§ **Source data**
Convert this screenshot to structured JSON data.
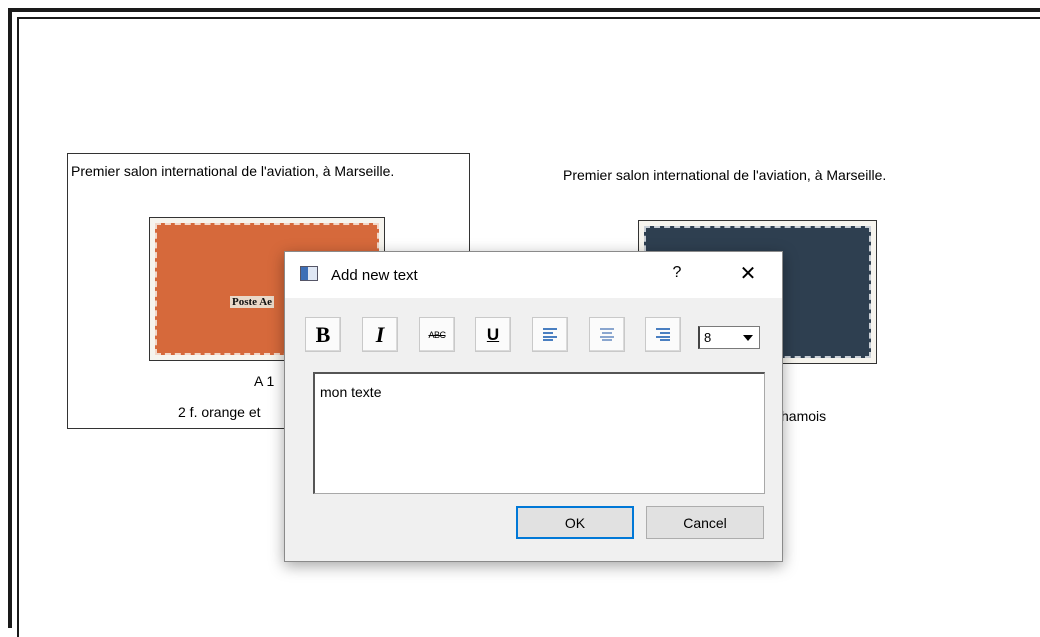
{
  "stamps": [
    {
      "caption": "Premier salon international de l'aviation, à Marseille.",
      "catalog_number": "A 1",
      "description": "2 f. orange et",
      "overprint": "Poste Ae"
    },
    {
      "caption": "Premier salon international de l'aviation, à Marseille.",
      "description": "hamois"
    }
  ],
  "dialog": {
    "title": "Add new text",
    "help_label": "?",
    "close_label": "✕",
    "toolbar": {
      "bold_label": "B",
      "italic_label": "I",
      "strike_label": "ABC",
      "underline_label": "U"
    },
    "font_size": "8",
    "text_value": "mon texte",
    "ok_label": "OK",
    "cancel_label": "Cancel"
  },
  "colors": {
    "stamp_left": "#d6693b",
    "stamp_right": "#2e3f50",
    "align_icon": "#4a7fc1"
  }
}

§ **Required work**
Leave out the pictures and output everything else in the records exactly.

§ **Completed task**
Convert this screenshot to structured JSON data.
{
  "stamps": [
    {
      "caption": "Premier salon international de l'aviation, à Marseille.",
      "catalog_number": "A 1",
      "description": "2 f. orange et",
      "overprint": "Poste Ae"
    },
    {
      "caption": "Premier salon international de l'aviation, à Marseille.",
      "description": "hamois"
    }
  ],
  "dialog": {
    "title": "Add new text",
    "help_label": "?",
    "close_label": "✕",
    "toolbar": {
      "bold_label": "B",
      "italic_label": "I",
      "strike_label": "ABC",
      "underline_label": "U"
    },
    "font_size": "8",
    "text_value": "mon texte",
    "ok_label": "OK",
    "cancel_label": "Cancel"
  },
  "colors": {
    "stamp_left": "#d6693b",
    "stamp_right": "#2e3f50",
    "align_icon": "#4a7fc1"
  }
}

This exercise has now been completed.